(Entries from a dataset of interfaces)
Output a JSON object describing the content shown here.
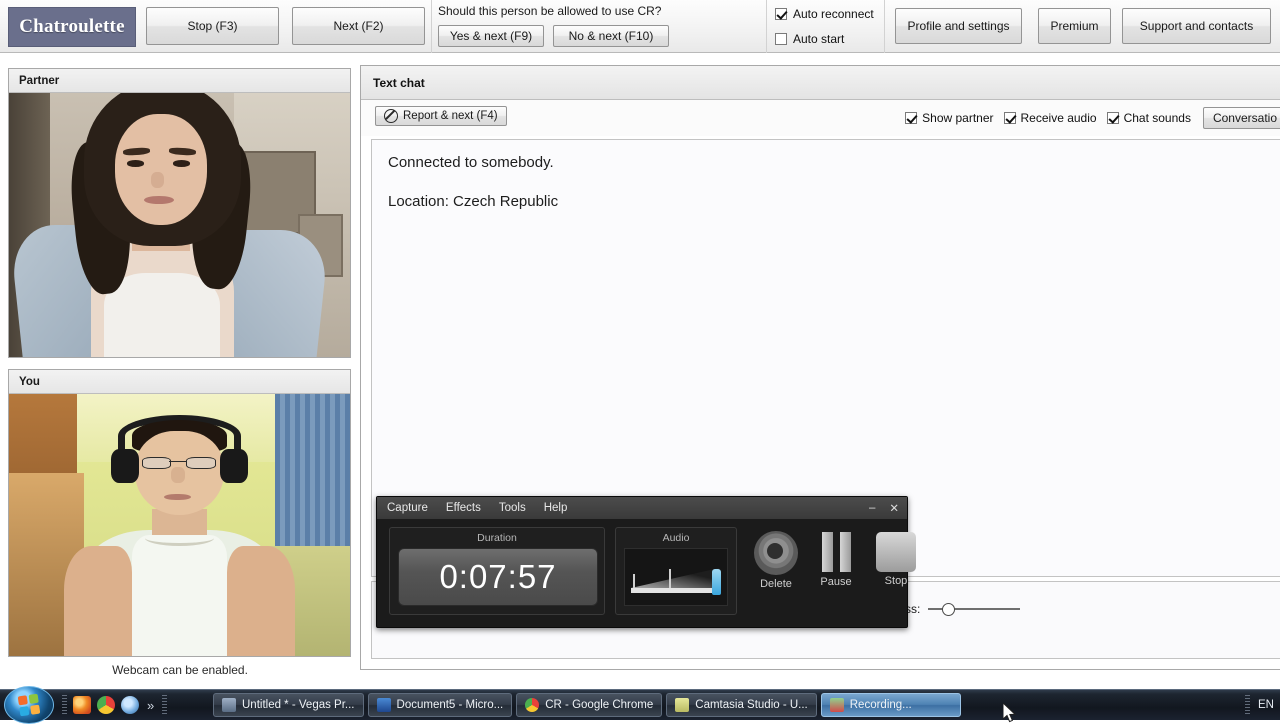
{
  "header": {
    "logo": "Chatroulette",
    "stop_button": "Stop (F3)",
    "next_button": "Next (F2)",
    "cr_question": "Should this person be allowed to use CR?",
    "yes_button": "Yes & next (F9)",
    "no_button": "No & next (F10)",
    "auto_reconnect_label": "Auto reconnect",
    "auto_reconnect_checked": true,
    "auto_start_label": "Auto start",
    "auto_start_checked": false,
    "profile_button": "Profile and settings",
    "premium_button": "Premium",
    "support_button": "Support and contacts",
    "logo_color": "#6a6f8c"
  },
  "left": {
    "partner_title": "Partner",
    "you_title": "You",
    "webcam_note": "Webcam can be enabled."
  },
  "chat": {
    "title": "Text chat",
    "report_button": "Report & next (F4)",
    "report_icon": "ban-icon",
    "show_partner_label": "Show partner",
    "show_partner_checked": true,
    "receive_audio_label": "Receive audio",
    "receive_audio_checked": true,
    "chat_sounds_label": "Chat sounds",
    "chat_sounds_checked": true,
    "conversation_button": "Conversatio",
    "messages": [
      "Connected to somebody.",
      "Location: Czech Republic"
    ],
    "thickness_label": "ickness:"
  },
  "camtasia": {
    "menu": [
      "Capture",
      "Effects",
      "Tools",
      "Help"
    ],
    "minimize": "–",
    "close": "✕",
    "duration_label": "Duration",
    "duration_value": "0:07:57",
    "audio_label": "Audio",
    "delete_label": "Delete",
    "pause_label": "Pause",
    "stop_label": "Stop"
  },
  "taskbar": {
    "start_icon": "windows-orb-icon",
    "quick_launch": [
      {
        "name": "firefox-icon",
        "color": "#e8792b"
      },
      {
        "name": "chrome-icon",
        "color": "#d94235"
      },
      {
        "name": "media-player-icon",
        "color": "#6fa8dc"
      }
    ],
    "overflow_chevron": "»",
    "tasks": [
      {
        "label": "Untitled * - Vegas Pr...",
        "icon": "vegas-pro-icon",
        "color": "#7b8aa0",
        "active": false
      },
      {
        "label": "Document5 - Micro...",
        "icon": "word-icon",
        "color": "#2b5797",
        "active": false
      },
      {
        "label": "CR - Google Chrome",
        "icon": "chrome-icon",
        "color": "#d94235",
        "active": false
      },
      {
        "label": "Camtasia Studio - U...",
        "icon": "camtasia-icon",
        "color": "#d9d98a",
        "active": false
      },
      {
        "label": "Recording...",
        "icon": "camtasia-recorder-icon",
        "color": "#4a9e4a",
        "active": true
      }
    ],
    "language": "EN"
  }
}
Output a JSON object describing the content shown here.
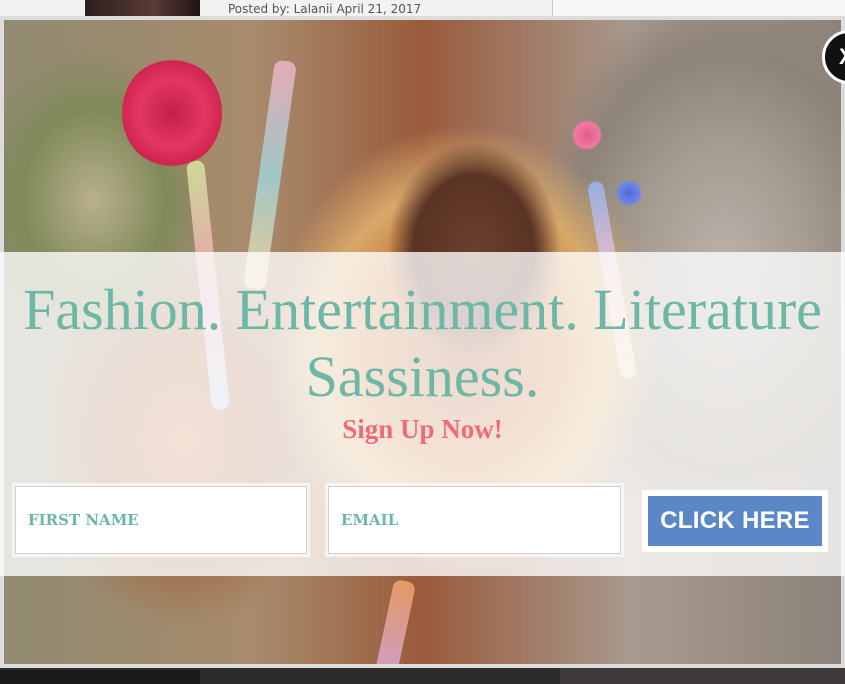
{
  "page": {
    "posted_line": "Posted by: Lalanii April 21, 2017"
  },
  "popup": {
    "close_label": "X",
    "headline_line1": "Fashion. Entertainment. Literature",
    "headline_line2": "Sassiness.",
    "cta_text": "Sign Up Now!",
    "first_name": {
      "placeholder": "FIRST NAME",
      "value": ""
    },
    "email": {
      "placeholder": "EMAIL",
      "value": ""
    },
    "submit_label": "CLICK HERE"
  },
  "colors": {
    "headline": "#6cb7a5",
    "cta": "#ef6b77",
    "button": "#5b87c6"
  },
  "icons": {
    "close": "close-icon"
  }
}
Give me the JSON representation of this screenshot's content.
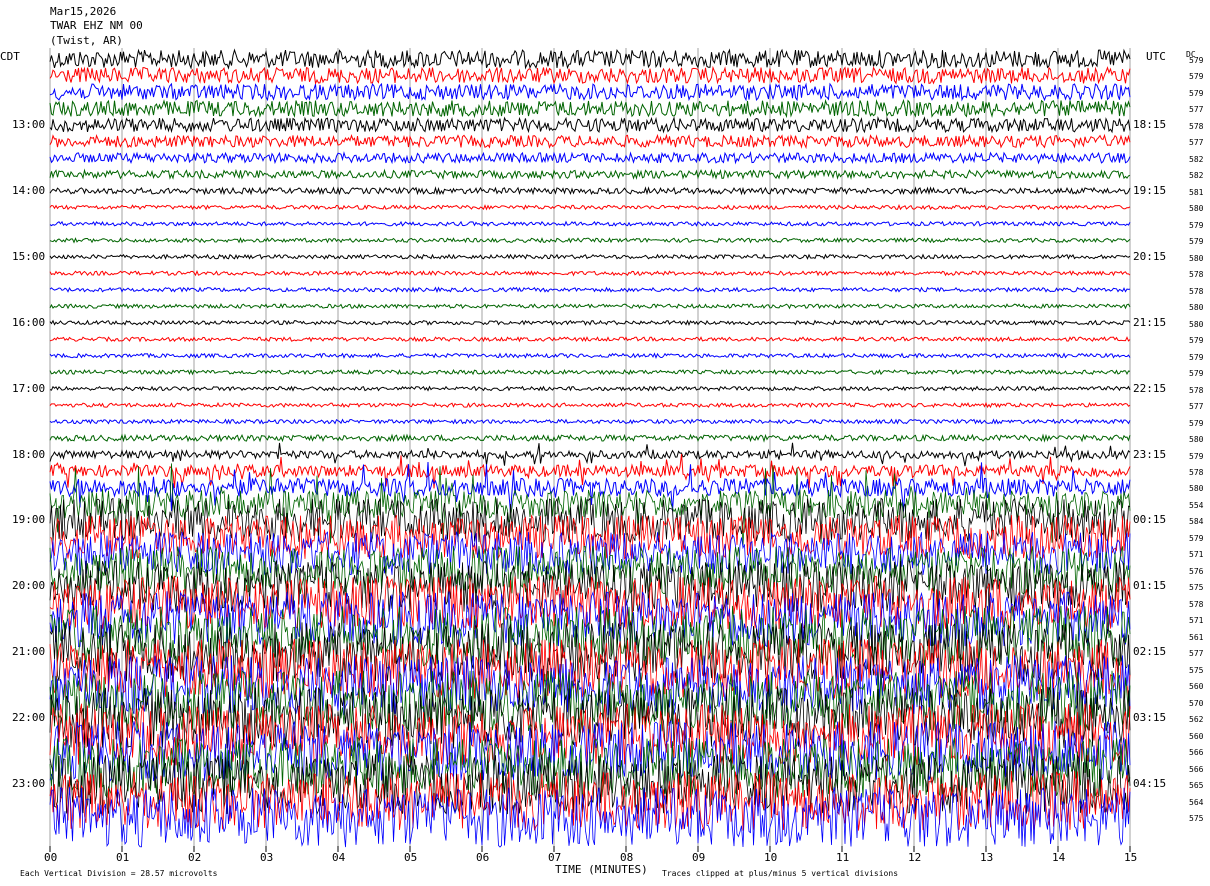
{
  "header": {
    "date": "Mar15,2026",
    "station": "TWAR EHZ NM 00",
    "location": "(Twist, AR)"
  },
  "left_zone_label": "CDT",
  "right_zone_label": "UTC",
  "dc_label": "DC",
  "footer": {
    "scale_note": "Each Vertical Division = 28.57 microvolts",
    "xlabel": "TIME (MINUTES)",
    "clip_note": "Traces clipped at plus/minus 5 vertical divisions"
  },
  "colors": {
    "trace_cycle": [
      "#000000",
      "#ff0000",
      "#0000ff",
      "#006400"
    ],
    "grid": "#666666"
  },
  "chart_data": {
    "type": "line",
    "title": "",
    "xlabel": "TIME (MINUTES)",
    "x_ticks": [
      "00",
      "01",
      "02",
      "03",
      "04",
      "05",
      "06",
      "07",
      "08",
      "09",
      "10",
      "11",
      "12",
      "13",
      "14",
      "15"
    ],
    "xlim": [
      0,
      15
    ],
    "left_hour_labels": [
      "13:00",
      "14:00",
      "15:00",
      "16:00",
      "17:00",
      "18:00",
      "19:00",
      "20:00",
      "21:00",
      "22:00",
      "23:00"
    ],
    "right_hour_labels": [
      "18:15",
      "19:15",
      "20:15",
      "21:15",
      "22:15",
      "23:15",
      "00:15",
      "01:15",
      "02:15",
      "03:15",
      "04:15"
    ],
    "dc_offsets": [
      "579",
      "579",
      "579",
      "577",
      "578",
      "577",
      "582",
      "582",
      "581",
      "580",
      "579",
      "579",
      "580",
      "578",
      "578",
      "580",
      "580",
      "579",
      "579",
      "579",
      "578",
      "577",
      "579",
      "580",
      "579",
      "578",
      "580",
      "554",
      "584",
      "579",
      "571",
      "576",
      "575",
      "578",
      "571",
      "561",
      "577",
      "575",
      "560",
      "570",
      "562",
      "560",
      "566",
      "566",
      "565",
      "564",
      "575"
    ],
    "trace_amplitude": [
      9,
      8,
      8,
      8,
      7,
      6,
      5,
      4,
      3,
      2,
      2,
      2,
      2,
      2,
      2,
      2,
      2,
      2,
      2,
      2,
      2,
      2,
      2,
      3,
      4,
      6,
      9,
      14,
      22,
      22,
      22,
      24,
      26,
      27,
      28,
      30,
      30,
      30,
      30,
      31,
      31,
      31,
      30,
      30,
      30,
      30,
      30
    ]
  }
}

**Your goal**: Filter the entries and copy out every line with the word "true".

**Exercise answer**:
    "auto_reconnect_checked": true,
    "show_partner_checked": true,
    "receive_audio_checked": true,
    "chat_sounds_checked": true,
        "active": true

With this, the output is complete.